Oberman certainly seems to have taken the lust for happiness to heart; she beams throughout the entire interview. And why shouldn’t she, as she has the best of all worlds at the moment; she can spend her days with her child and writing 3 Sisters On Hope Street, and spend the evenings performing in one of the West End’s funniest shows. It is only when she is woken in the middle of the night that the bubble bursts. How does she get through eight shows a week with a demanding daughter? “Sheer determination, iron grit and a love of being a mother and a worker!” she says, grinning and speaking like a footballer who has just played 90 minutes with a broken metatarsal, before quickly revising her answer: “Lots of black coffee and Doctor Theatre.” I’ve never heard of Doctor Theatre, but apparently he is a physician well known in West End circles: “The sheer adrenalin and fear of being in front of between 500 and 800 people a night. The minute you get on stage thinking you are going to die, somehow the bright lights, the smell of the greasepaint, the roar of the crowd just sort of… you can end up acting on a broken leg and you forget about the pain.”

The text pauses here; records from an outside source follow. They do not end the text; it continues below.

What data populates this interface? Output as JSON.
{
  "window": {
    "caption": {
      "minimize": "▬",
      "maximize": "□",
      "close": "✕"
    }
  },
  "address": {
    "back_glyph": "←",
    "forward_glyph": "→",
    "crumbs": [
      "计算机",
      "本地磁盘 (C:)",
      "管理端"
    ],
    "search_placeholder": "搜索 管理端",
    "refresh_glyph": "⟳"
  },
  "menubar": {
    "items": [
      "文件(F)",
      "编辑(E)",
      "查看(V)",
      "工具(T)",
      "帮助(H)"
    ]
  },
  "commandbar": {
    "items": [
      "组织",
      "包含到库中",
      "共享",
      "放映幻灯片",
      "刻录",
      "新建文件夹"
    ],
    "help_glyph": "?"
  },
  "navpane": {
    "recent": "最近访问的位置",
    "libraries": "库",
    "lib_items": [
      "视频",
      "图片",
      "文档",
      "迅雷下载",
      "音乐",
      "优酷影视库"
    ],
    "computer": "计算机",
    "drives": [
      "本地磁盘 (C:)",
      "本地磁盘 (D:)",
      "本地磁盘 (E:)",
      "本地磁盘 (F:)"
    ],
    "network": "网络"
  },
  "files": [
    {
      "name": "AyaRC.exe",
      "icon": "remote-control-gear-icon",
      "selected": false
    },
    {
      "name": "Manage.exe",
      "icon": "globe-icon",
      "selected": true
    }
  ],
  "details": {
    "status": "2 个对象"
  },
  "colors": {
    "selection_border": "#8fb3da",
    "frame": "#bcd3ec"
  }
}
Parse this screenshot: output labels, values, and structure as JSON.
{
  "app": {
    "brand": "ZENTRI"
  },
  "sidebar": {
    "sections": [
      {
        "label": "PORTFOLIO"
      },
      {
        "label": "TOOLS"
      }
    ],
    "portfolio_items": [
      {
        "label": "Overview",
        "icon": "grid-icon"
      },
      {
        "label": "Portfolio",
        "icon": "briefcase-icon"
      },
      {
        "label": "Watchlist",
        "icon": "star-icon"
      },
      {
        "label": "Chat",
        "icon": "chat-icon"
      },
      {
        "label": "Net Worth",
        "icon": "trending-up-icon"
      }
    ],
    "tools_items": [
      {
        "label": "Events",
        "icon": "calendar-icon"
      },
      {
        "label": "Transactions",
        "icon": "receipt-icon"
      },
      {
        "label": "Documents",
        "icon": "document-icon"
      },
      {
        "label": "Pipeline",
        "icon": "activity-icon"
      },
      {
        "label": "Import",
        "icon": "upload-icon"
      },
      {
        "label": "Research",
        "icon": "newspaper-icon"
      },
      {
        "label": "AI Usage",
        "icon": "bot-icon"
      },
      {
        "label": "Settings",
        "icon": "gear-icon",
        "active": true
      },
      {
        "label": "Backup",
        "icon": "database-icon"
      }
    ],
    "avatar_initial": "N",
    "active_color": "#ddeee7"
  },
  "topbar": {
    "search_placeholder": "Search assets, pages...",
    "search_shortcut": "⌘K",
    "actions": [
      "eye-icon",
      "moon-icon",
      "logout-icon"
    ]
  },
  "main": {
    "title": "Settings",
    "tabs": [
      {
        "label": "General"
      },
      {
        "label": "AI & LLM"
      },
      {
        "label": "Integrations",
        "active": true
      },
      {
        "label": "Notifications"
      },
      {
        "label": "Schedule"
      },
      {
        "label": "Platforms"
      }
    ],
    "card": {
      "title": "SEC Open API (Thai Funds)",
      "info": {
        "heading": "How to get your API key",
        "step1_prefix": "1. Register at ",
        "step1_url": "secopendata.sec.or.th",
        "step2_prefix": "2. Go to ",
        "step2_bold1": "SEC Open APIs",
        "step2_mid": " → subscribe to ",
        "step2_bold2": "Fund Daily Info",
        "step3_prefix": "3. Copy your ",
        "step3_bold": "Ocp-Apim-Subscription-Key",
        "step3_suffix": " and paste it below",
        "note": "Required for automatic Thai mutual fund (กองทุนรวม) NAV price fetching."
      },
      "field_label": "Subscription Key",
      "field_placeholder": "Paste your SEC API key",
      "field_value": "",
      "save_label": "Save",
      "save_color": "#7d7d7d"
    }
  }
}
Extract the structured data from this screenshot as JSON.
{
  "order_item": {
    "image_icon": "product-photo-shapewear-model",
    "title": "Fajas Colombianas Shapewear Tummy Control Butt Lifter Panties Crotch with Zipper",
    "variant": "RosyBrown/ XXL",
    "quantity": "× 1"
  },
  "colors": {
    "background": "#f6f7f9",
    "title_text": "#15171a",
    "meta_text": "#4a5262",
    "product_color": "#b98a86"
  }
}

As I am about to leave, I notice, casually thrown on a coffee table, a Dr Who DVD. It is not a copy of the episodes in which Oberman appeared as the head of the Torchwood institute, but just one of the DVDs owned by the self-professed Whovian – “That’s the technical name for us Dr Who fans”. With a one-year old daughter, a comedy appearance in the West End, television fame and her first play in the pipeline, it is this appearance in the time-travelling cosmic drama that has been the cherry on the top of a glorious cake: “Some people, their life’s ambition is to walk in and see the Queen Vic, mine was to see a Tardis and a sonic screwdriver… and a Dalek!” em>MA